What’s old is new again I’ve been keeping my eye on the Oroville Inn’s restoration process and it appears the historic building has passed another hurdle. The grand ballroom, planned to be a community gathering space as well as a spot for private events, is now complete. The photos show a large, elegant room that’s surprisingly absent of a lot of intricacy compared with the entrance hall and building façade. I do know, however, that owner Bud Tracy went out in search of missing chandeliers and actually located them—so those that hang are the genuine article. To learn more or to book the space, call Debbie Moore at 990-7002.
Another milestone for the revitalization of downtown Oroville is the opening of The Exchange. I interviewed the business’ owners, Jesse Brown and Debi Mills, about six months ago as they were renovating the space inside the old Washington Block building (built in 1856!). And, the renovation is finally complete. Stop by the upscale bar/restaurant at 1975 Montgomery St. for tapas and a craft cocktail and enjoy the live music on Saturday nights. Go online (theexchangeoroville.com) for a full schedule of events.
Speaking of Oroville, I popped over to the Oroville Area Chamber of Commerce website earlier this week and noticed the “member spotlight” shining brightly on Walmart. That makes sense, I thought, as the city’s big-box recently opened a brand-spanking-new supercenter. I clicked on the link to find out more. Strangely enough, the writeup was all about walmart.com, an entity one can find anywhere—certainly not just Oroville—and which contributes nothing to the local economy.

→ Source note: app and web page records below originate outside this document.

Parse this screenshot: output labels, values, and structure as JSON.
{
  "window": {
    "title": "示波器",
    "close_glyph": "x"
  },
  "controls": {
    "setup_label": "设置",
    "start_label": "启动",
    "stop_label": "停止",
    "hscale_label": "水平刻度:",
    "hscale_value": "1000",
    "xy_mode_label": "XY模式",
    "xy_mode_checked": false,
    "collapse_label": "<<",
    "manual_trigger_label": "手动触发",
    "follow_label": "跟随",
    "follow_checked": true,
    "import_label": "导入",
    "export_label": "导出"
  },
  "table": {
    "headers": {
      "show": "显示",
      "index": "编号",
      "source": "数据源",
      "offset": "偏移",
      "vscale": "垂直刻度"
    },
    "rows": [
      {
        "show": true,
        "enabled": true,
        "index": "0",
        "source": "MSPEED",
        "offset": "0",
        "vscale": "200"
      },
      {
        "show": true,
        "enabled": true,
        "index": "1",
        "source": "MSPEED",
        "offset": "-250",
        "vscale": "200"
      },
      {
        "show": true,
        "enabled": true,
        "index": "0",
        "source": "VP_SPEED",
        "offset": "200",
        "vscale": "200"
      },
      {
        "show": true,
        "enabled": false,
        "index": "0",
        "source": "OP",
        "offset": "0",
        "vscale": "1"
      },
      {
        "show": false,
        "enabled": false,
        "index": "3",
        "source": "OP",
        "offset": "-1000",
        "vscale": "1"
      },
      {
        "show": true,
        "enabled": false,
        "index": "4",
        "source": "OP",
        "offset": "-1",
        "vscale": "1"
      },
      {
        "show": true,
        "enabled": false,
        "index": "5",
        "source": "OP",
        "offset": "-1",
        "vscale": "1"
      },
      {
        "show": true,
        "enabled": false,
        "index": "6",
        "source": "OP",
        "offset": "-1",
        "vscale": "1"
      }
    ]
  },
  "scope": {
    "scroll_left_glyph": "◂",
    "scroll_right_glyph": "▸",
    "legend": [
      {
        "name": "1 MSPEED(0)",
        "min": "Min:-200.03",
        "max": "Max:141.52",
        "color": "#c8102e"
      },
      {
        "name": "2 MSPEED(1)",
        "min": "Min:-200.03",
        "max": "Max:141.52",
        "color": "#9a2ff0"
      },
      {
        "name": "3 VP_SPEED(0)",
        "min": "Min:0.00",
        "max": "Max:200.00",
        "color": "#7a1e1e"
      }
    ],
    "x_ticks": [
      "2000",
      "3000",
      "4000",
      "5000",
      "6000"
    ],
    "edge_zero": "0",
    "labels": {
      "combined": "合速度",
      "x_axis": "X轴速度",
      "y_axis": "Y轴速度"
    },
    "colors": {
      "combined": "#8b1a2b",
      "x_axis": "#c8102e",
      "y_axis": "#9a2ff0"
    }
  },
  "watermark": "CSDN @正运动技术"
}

I reached out to the chamber and was told simply that that’s what Walmart submitted. “They wanted to highlight the Wal-Mart website.” Seems to me that highlighting e-commerce, especially for a huge corporation that’s already got a presence in your town, actually does a disservice to other businesses and to local residents, as buying online diverts dollars from mom and pops and sends tax revenue out of town. I urge the chamber to exercise a bit more discretion before allowing businesses to tout anything they want on their website.